__DESCRIPTION OF THE TASK__: Return, from the material below, each line in which "phòng" occurs.

__THE DATA__:

+++++

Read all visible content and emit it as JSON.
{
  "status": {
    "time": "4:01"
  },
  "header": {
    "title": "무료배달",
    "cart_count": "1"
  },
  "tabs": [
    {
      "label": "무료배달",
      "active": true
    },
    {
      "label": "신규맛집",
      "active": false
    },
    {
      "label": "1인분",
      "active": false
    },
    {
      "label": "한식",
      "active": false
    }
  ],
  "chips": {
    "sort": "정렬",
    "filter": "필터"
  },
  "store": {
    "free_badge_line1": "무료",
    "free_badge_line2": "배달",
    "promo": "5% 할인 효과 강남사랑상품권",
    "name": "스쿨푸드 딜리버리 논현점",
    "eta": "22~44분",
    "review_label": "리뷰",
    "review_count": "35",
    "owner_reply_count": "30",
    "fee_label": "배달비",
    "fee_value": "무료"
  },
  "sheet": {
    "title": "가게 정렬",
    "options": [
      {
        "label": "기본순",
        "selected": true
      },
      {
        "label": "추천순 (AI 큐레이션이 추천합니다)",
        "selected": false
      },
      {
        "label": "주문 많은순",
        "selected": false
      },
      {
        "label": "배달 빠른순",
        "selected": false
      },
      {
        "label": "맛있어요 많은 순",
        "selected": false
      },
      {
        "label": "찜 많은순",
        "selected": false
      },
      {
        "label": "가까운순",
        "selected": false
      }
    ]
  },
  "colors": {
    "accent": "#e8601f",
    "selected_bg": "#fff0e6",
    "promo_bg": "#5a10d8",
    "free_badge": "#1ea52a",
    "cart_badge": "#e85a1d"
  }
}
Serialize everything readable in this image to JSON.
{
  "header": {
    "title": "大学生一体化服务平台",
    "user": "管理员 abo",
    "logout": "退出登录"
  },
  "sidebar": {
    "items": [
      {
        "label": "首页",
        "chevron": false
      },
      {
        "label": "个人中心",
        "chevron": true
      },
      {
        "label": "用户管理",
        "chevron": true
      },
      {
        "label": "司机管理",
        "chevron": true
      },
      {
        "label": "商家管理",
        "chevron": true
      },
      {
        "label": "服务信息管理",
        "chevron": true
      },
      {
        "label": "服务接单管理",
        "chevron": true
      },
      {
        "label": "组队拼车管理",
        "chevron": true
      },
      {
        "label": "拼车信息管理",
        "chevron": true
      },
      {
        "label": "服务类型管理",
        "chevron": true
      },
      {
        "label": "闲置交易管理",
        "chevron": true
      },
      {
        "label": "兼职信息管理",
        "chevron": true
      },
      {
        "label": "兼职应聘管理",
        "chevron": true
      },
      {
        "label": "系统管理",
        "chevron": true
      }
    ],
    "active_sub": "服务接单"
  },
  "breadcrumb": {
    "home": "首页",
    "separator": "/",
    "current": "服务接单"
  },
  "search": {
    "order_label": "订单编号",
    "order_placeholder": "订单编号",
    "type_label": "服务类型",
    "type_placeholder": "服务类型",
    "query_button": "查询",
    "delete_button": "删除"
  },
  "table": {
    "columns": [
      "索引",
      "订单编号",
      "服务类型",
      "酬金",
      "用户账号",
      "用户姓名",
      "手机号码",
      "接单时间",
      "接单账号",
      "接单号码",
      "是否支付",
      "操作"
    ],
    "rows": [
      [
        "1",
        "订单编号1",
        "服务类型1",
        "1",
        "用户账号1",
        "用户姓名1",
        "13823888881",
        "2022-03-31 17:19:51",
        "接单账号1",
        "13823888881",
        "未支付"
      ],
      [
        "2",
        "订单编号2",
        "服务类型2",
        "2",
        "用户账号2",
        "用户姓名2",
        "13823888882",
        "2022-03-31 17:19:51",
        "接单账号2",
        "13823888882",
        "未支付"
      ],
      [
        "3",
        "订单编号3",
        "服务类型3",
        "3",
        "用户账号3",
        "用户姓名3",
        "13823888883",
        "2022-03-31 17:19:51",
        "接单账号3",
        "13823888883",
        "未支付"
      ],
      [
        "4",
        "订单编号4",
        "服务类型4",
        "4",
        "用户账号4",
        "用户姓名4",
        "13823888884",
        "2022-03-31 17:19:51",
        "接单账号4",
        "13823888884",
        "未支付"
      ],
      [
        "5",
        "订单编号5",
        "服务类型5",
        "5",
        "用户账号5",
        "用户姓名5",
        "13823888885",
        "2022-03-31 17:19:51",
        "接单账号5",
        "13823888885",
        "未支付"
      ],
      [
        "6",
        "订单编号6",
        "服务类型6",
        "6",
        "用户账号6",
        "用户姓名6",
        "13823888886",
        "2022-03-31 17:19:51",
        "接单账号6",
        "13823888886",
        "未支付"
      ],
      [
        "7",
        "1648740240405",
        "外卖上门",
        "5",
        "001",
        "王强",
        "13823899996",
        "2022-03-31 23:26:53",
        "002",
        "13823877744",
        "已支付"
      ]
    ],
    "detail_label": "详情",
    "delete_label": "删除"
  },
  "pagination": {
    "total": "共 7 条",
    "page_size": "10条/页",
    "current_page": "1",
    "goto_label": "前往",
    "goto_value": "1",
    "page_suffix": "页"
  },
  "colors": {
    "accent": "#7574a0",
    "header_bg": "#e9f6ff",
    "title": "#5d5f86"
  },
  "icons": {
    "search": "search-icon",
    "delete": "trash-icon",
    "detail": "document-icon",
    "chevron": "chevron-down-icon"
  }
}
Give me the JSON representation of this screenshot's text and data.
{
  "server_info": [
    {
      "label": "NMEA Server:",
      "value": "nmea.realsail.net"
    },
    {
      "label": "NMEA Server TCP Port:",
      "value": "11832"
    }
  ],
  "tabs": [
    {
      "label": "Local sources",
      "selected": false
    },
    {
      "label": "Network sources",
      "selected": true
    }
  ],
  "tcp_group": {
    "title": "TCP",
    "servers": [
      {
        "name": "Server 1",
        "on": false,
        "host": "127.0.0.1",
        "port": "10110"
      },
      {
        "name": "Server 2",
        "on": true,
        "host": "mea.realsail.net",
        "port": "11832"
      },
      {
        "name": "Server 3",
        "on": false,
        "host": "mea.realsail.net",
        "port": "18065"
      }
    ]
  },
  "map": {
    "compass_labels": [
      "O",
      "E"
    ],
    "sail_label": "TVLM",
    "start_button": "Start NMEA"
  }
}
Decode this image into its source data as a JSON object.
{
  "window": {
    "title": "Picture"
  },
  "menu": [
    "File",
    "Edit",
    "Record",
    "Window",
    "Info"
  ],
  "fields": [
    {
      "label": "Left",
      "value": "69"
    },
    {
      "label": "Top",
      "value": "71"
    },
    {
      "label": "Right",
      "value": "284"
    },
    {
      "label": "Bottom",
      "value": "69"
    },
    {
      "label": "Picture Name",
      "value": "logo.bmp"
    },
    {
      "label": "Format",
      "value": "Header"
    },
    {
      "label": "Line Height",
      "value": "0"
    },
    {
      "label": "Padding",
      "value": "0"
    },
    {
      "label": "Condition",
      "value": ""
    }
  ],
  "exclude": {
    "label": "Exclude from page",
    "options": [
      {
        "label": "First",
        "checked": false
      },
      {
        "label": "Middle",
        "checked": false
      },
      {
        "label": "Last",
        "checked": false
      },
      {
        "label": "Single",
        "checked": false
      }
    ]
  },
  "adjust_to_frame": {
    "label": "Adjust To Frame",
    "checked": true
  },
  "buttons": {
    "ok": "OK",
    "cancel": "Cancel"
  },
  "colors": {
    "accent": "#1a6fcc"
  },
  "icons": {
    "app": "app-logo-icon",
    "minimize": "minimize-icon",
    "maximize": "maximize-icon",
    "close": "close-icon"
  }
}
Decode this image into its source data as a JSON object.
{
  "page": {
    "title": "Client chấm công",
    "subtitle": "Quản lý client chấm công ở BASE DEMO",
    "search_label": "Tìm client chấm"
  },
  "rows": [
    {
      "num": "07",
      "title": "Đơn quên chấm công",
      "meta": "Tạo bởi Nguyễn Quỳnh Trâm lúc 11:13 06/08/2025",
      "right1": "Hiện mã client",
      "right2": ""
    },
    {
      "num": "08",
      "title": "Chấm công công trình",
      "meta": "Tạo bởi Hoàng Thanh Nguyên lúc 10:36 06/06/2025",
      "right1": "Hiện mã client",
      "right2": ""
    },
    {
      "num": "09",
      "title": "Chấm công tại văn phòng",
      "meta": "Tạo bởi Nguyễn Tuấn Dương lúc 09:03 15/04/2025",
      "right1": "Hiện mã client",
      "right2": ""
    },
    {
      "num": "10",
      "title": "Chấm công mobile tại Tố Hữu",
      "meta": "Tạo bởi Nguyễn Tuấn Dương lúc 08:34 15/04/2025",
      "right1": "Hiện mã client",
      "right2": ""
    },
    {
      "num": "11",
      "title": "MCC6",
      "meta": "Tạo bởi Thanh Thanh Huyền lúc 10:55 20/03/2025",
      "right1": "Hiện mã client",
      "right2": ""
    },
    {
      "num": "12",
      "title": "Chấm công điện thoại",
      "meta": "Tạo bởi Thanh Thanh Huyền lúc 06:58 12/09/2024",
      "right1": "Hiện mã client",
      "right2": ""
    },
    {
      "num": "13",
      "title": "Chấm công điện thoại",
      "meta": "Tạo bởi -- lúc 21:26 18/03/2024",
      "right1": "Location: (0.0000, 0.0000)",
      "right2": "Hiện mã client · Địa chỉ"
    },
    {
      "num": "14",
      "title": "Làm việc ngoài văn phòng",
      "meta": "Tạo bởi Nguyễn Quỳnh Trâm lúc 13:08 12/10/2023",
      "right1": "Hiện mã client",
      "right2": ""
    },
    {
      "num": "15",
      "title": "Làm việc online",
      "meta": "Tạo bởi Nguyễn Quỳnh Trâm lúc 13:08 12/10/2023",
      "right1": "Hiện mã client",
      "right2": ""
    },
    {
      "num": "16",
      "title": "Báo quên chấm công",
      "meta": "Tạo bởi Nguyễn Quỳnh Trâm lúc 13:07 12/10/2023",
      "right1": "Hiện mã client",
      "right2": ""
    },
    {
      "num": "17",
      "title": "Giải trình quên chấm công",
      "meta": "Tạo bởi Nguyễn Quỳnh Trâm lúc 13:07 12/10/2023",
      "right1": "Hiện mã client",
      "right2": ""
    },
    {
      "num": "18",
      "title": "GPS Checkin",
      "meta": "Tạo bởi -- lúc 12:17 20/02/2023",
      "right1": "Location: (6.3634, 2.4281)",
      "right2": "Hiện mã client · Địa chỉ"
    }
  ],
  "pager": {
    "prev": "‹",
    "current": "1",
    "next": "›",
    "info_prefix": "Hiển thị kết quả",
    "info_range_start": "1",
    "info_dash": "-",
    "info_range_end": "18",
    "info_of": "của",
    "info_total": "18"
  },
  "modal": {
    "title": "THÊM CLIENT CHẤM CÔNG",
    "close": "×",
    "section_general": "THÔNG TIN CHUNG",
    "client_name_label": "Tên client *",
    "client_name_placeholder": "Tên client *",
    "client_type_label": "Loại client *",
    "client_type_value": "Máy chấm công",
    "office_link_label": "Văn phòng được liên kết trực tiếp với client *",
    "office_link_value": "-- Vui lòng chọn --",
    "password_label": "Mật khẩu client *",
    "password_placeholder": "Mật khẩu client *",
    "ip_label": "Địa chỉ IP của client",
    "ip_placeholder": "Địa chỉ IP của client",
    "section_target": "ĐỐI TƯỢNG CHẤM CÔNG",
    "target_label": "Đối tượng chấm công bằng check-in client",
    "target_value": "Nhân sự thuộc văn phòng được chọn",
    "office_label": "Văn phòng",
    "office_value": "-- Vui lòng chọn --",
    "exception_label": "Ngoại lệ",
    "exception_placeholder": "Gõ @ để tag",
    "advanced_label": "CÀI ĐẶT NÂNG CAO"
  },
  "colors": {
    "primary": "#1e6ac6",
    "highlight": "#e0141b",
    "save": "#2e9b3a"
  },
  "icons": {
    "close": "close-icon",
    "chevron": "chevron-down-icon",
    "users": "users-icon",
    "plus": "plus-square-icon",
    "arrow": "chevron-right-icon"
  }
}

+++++

__WORKED SOLUTION__:
      "title": "Chấm công tại văn phòng",
      "title": "Làm việc ngoài văn phòng",
    "office_link_label": "Văn phòng được liên kết trực tiếp với client *",
    "target_value": "Nhân sự thuộc văn phòng được chọn",
    "office_label": "Văn phòng",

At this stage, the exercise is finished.